## What you should do
Only the number is wanted: how many lines in the data contain "name"?

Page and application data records
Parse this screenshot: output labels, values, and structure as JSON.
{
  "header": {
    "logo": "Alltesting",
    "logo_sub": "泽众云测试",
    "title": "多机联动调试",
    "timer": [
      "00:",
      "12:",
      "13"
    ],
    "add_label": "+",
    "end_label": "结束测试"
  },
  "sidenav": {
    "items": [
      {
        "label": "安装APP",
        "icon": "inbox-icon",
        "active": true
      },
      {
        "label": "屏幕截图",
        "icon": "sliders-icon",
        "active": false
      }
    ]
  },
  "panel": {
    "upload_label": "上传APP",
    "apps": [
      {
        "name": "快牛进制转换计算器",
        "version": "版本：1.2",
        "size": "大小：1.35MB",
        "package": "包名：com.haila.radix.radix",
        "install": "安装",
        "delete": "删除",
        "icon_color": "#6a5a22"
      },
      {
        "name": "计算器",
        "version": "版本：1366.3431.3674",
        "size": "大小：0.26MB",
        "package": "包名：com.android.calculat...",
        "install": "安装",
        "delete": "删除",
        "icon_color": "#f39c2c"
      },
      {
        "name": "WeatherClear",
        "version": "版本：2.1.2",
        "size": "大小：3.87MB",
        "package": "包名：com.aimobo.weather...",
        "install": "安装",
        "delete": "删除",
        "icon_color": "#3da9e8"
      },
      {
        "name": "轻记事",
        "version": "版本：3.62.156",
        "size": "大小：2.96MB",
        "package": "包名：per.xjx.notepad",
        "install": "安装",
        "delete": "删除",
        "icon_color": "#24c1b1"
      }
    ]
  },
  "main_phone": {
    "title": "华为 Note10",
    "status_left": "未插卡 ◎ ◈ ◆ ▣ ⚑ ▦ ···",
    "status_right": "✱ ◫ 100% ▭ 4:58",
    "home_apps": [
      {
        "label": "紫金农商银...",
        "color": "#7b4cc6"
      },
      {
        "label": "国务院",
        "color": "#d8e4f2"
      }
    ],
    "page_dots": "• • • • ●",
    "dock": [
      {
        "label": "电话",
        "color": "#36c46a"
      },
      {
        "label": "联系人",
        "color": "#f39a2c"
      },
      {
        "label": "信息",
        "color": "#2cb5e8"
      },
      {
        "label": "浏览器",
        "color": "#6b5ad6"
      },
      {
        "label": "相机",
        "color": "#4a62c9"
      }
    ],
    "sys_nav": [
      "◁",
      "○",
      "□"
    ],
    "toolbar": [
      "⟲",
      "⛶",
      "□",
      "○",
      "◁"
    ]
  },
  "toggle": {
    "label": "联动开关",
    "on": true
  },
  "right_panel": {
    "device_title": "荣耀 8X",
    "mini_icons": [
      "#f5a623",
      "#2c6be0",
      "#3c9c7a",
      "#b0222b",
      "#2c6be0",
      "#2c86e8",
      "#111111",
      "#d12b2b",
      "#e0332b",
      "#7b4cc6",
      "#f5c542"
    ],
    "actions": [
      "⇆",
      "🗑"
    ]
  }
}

## Output of the task
4